[Problem description]: Each line of the data below between the one containing "What's the underlying" and the one containing "Transcribe this image's", both included, is to be repeated exactly. Please omit pictures.

[Dataset records]:
◇ ◇ ◇ ◇ ◇

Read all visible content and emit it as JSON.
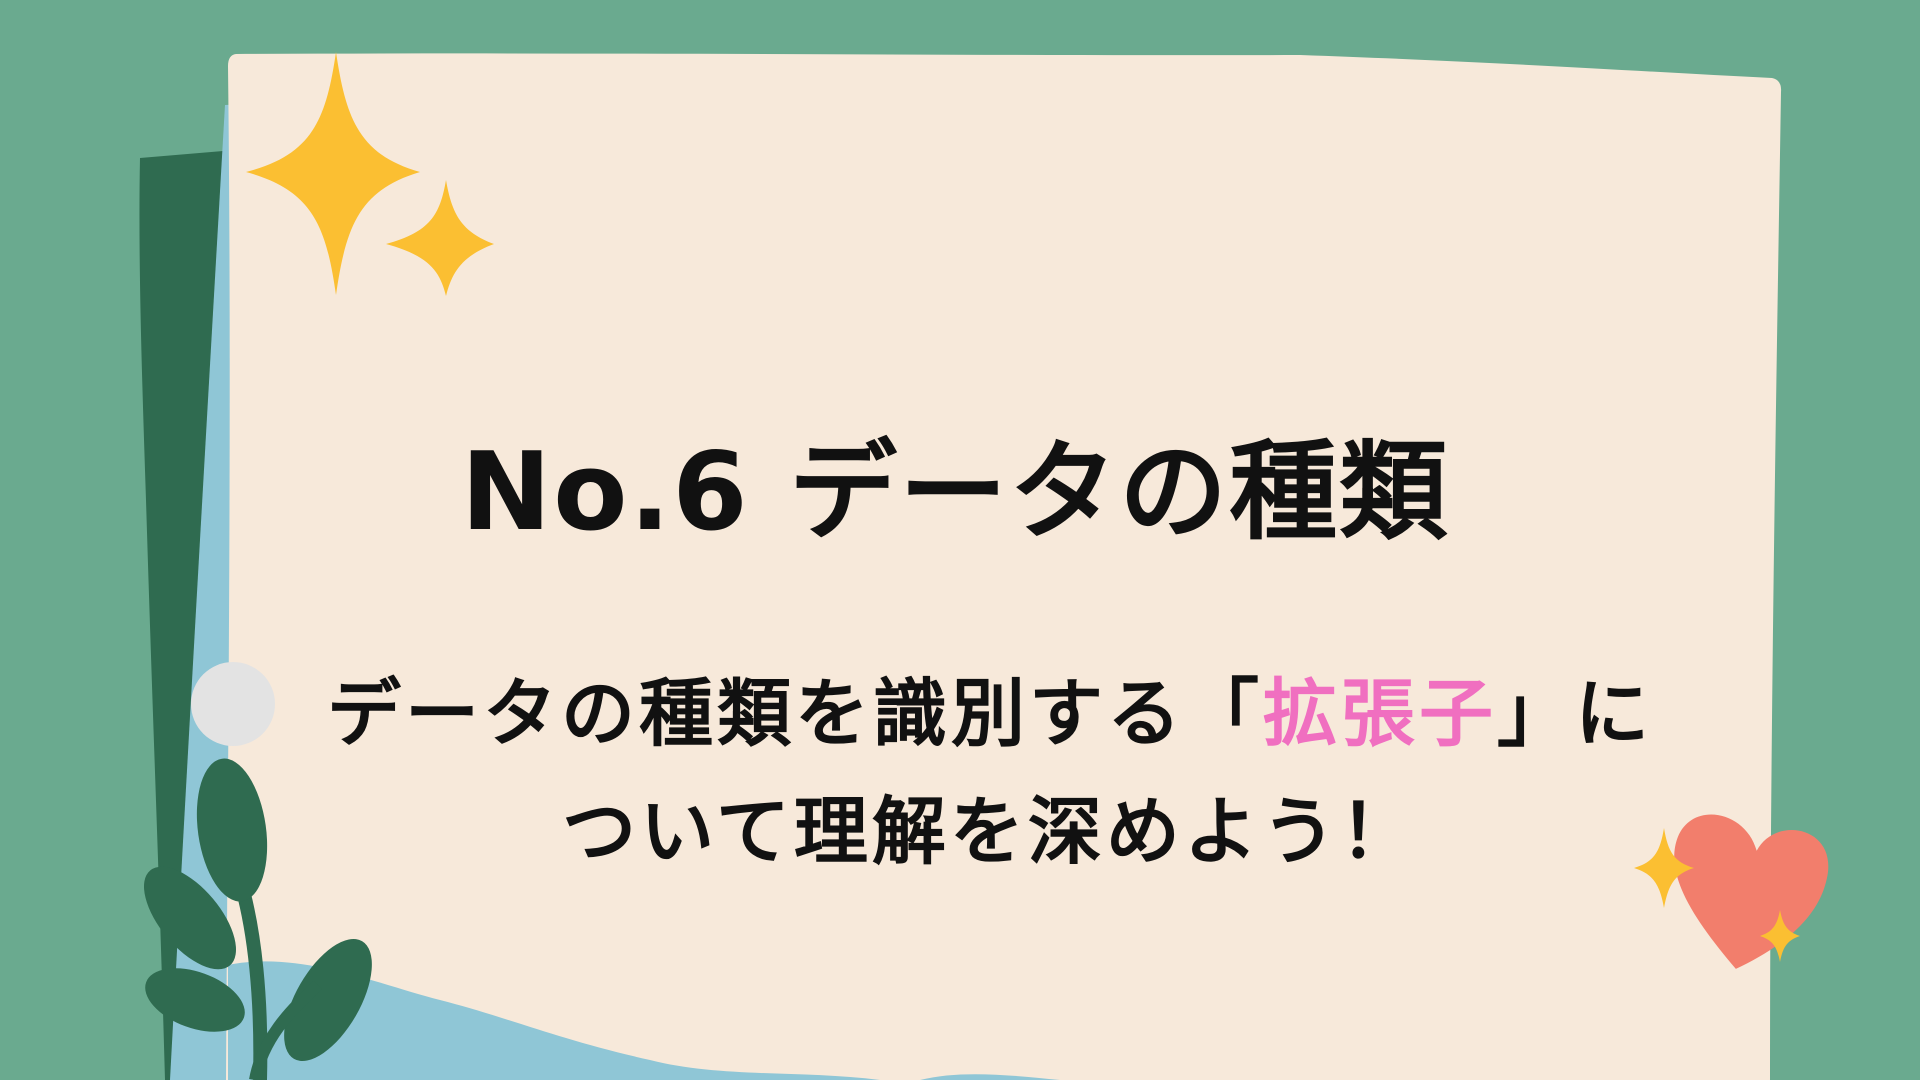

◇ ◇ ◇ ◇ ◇

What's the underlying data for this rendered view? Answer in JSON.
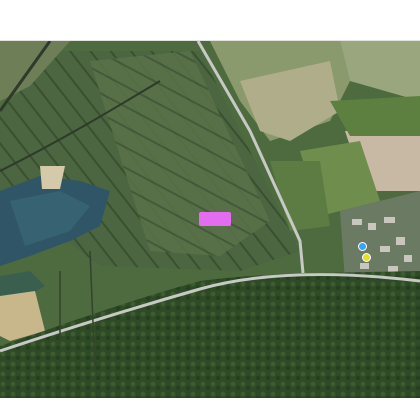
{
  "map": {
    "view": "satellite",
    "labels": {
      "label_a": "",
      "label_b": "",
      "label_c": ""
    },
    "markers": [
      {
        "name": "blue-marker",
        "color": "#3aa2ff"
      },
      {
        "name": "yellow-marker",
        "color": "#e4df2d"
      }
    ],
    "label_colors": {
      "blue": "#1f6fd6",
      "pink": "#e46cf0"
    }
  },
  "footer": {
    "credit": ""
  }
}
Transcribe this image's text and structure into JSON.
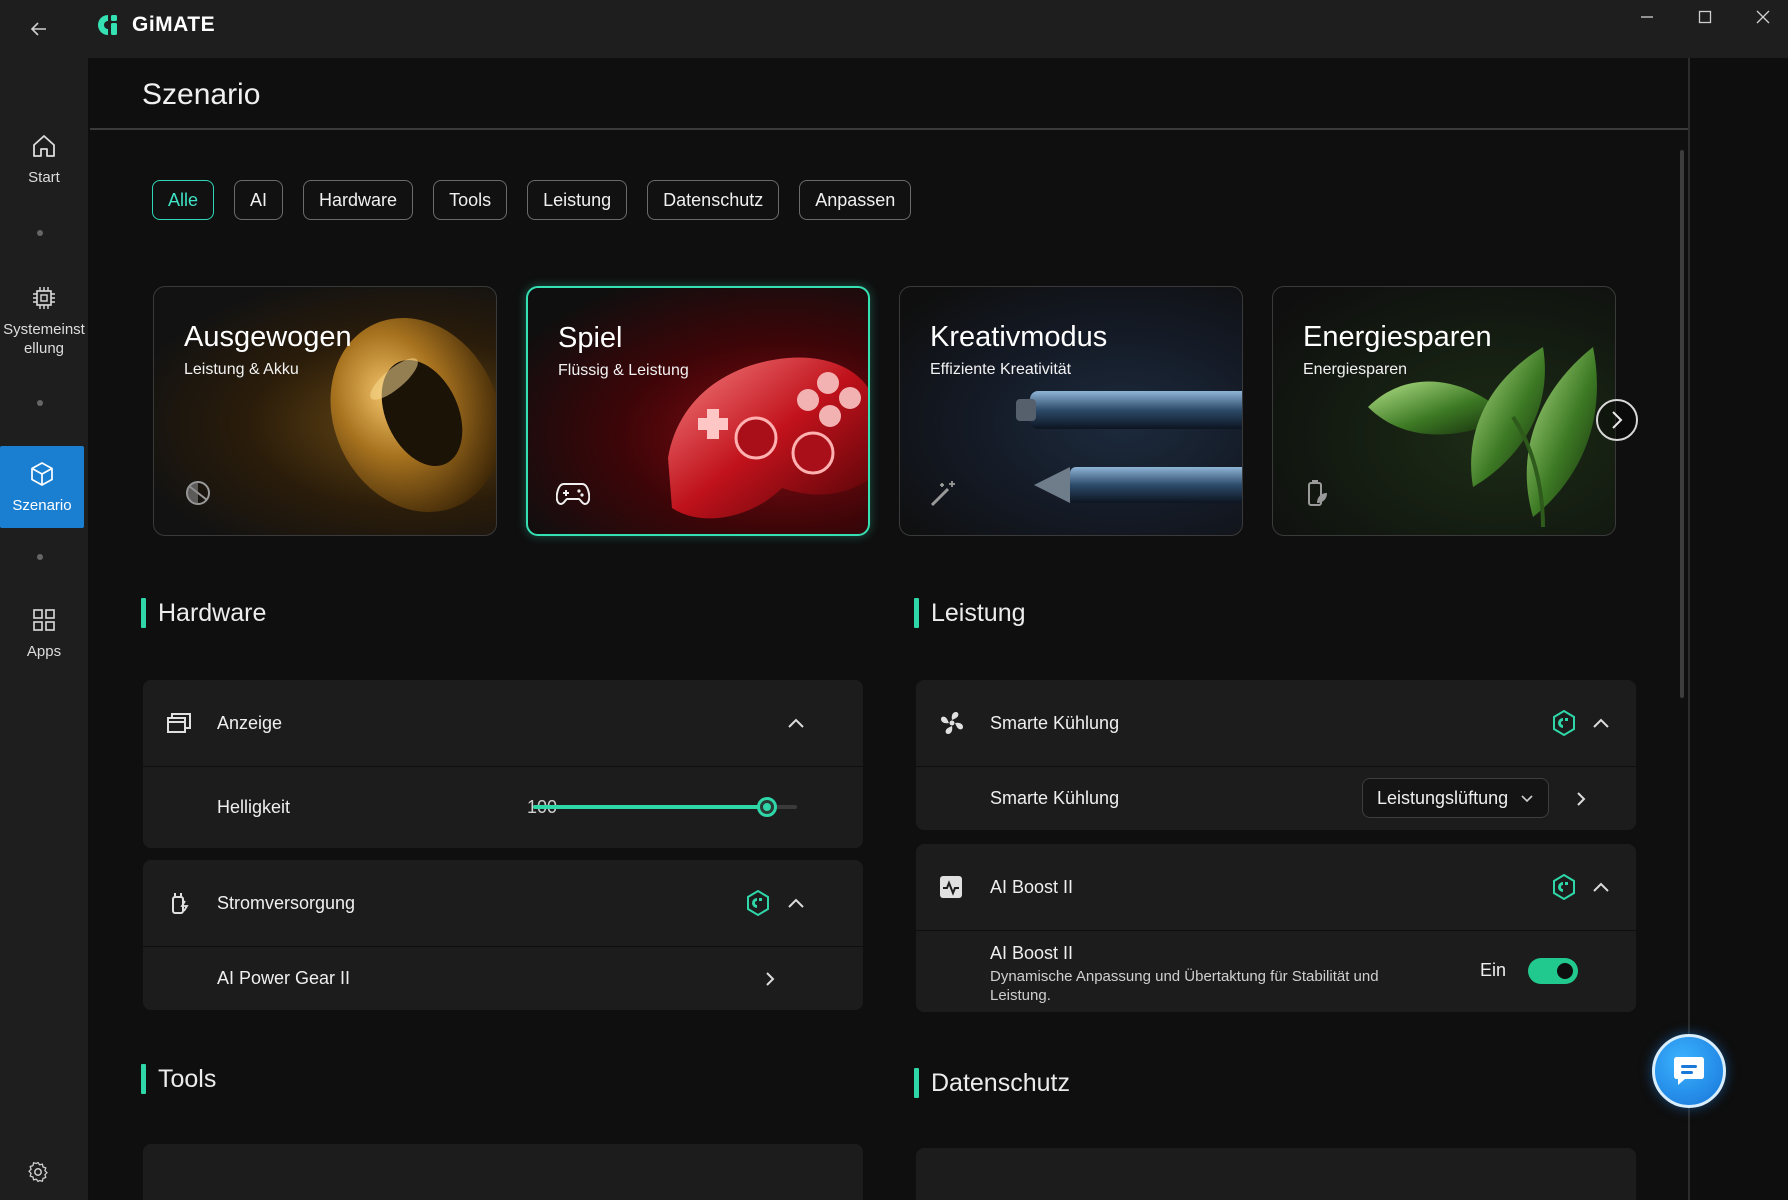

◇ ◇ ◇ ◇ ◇

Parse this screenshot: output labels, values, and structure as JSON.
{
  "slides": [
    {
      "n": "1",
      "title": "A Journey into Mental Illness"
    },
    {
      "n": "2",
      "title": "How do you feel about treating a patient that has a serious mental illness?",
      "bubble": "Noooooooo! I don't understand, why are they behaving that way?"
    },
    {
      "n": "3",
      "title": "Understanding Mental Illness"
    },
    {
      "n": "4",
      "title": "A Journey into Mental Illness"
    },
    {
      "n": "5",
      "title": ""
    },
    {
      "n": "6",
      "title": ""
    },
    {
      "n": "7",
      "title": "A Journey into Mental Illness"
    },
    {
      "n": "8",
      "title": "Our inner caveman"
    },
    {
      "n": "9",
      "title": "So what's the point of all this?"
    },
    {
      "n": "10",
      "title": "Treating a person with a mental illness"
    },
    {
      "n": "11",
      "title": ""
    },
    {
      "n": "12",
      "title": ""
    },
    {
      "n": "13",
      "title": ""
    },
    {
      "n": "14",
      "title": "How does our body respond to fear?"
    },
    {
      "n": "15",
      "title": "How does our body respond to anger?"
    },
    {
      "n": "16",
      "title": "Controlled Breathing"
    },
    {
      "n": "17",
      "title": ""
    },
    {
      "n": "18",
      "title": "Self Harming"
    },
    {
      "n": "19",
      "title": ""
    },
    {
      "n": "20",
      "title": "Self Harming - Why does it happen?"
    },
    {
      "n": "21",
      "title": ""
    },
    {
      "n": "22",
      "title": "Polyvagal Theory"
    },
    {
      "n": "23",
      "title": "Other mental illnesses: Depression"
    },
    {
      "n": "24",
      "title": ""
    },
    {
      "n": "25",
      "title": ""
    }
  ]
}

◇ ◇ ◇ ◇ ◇

[Response to the exercise]:
What's the underlying data for this rendered view? Answer in JSON.
{
  "map": {
    "view": "satellite",
    "labels": {
      "label_a": "",
      "label_b": "",
      "label_c": ""
    },
    "markers": [
      {
        "name": "blue-marker",
        "color": "#3aa2ff"
      },
      {
        "name": "yellow-marker",
        "color": "#e4df2d"
      }
    ],
    "label_colors": {
      "blue": "#1f6fd6",
      "pink": "#e46cf0"
    }
  },
  "footer": {
    "credit": ""
  }
}
Transcribe this image's text and structure into JSON.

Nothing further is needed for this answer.